Brexit Britain’s Crisis of Self-Confidence Will Only End in Tears and Rising Nationalism
Andrew Moss
Undocumented Citizen
Dean Baker
Trump and China: Going With Patent Holders Against Workers
Lawrence Wittner
Reviving the Nuclear Disarmament Movement: a Practical Proposal
Dan Siegel
Thoughts on the 2018 Elections and Beyond
Thomas Knapp
Election 2020: I Can Smell the Dumpster Fires Already
Weekend Edition
December 07, 2018
Friday - Sunday
Steve Hendricks
What If We Just Buy Off Big Fossil Fuel? A Novel Plan to Mitigate the Climate Calamity
Jeffrey St. Clair
Cancer as Weapon: Poppy Bush’s Radioactive War on Iraq
Paul Street
The McCain and Bush Death Tours: Establishment Rituals in How to be a Proper Ruler
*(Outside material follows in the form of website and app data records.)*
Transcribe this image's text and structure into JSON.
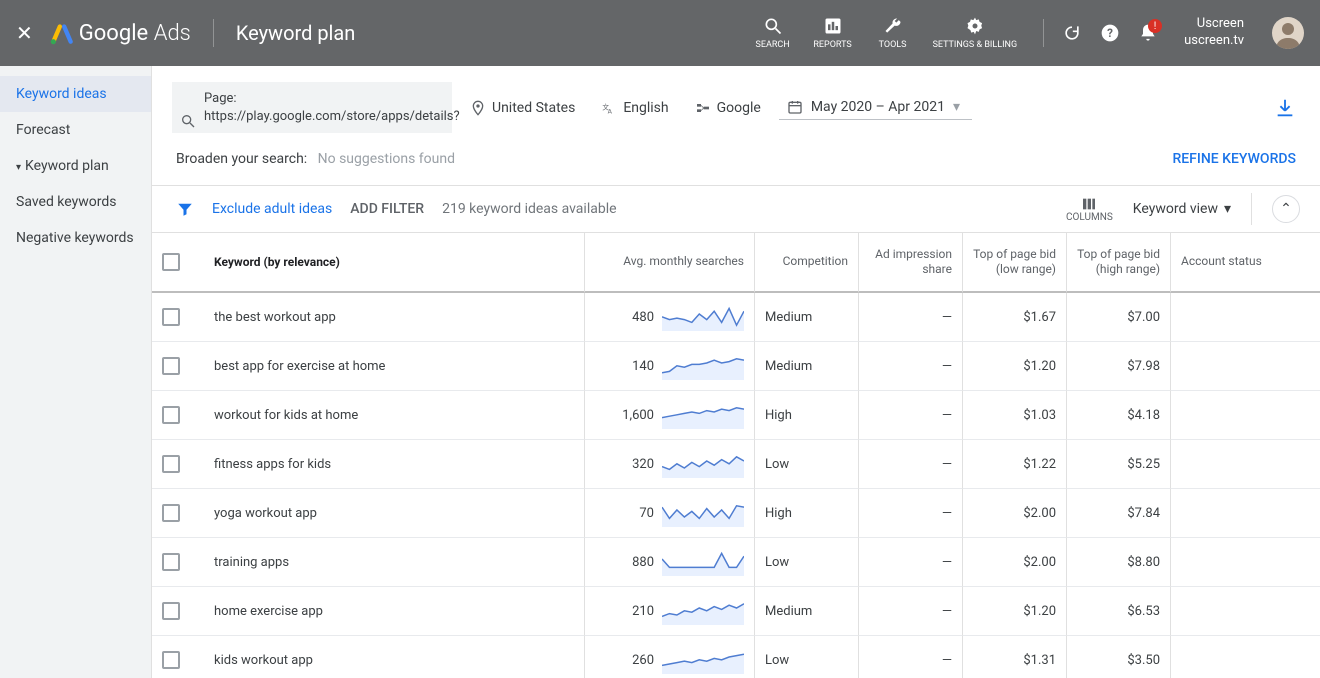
{
  "header": {
    "brand_a": "Google",
    "brand_b": "Ads",
    "page_title": "Keyword plan",
    "tools": [
      {
        "name": "search",
        "label": "SEARCH"
      },
      {
        "name": "reports",
        "label": "REPORTS"
      },
      {
        "name": "tools",
        "label": "TOOLS"
      },
      {
        "name": "settings",
        "label": "SETTINGS & BILLING"
      }
    ],
    "user_line1": "Uscreen",
    "user_line2": "uscreen.tv",
    "notif_badge": "!"
  },
  "sidebar": {
    "items": [
      {
        "label": "Keyword ideas",
        "active": true
      },
      {
        "label": "Forecast"
      },
      {
        "label": "Keyword plan",
        "caret": true
      },
      {
        "label": "Saved keywords"
      },
      {
        "label": "Negative keywords"
      }
    ]
  },
  "controls": {
    "seed_label": "Page:",
    "seed_url": "https://play.google.com/store/apps/details?",
    "location": "United States",
    "language": "English",
    "network": "Google",
    "date_range": "May 2020 – Apr 2021"
  },
  "broaden": {
    "label": "Broaden your search:",
    "note": "No suggestions found",
    "refine": "REFINE KEYWORDS"
  },
  "filters": {
    "exclude": "Exclude adult ideas",
    "add_filter": "ADD FILTER",
    "available": "219 keyword ideas available",
    "columns": "COLUMNS",
    "view": "Keyword view"
  },
  "table": {
    "headers": {
      "keyword": "Keyword (by relevance)",
      "searches": "Avg. monthly searches",
      "competition": "Competition",
      "impr": "Ad impression share",
      "low": "Top of page bid (low range)",
      "high": "Top of page bid (high range)",
      "account": "Account status"
    },
    "rows": [
      {
        "keyword": "the best workout app",
        "searches": "480",
        "competition": "Medium",
        "impr": "—",
        "low": "$1.67",
        "high": "$7.00",
        "spark": [
          8,
          6,
          7,
          6,
          4,
          10,
          6,
          12,
          4,
          14,
          2,
          12
        ]
      },
      {
        "keyword": "best app for exercise at home",
        "searches": "140",
        "competition": "Medium",
        "impr": "—",
        "low": "$1.20",
        "high": "$7.98",
        "spark": [
          3,
          4,
          8,
          7,
          9,
          9,
          10,
          12,
          10,
          11,
          13,
          12
        ]
      },
      {
        "keyword": "workout for kids at home",
        "searches": "1,600",
        "competition": "High",
        "impr": "—",
        "low": "$1.03",
        "high": "$4.18",
        "spark": [
          6,
          7,
          8,
          9,
          10,
          9,
          11,
          10,
          12,
          11,
          13,
          12
        ]
      },
      {
        "keyword": "fitness apps for kids",
        "searches": "320",
        "competition": "Low",
        "impr": "—",
        "low": "$1.22",
        "high": "$5.25",
        "spark": [
          6,
          4,
          8,
          5,
          9,
          6,
          10,
          7,
          11,
          8,
          13,
          10
        ]
      },
      {
        "keyword": "yoga workout app",
        "searches": "70",
        "competition": "High",
        "impr": "—",
        "low": "$2.00",
        "high": "$7.84",
        "spark": [
          12,
          4,
          10,
          5,
          9,
          4,
          11,
          5,
          10,
          4,
          13,
          12
        ]
      },
      {
        "keyword": "training apps",
        "searches": "880",
        "competition": "Low",
        "impr": "—",
        "low": "$2.00",
        "high": "$8.80",
        "spark": [
          10,
          4,
          4,
          4,
          4,
          4,
          4,
          4,
          14,
          4,
          4,
          12
        ]
      },
      {
        "keyword": "home exercise app",
        "searches": "210",
        "competition": "Medium",
        "impr": "—",
        "low": "$1.20",
        "high": "$6.53",
        "spark": [
          4,
          6,
          5,
          8,
          7,
          10,
          8,
          11,
          9,
          12,
          10,
          13
        ]
      },
      {
        "keyword": "kids workout app",
        "searches": "260",
        "competition": "Low",
        "impr": "—",
        "low": "$1.31",
        "high": "$3.50",
        "spark": [
          4,
          5,
          6,
          7,
          6,
          8,
          7,
          9,
          8,
          10,
          11,
          12
        ]
      }
    ]
  }
}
Jason Hirthler
Laws of the Jungle: The Free Market and the Continuity of Change
Ajamu Baraka
The Universal Declaration of Human Rights at 70: Time to De-Colonize Human Rights!
Andrew Levine
Thoughts on Strategy for a Left Opposition
Jennifer Matsui
Dead of Night Redux: A Zombie Rises, A Spook Falls
Rob Urie
Degrowth: Toward a Green Revolution
Binoy Kampmark
The Bomb that Did Not Detonate: Julian Assange, Manafort and The Guardian
Robert Hunziker
The Deathly Insect Dilemma
Robert Fisk
Spare Me the American Tears for the Murder of Jamal Khashoggi
Joseph Natoli
Tribal Justice
Ron Jacobs
Getting Pushed Off the Capitalist Cliff
FacebookTwitterGoogle+RedditEmail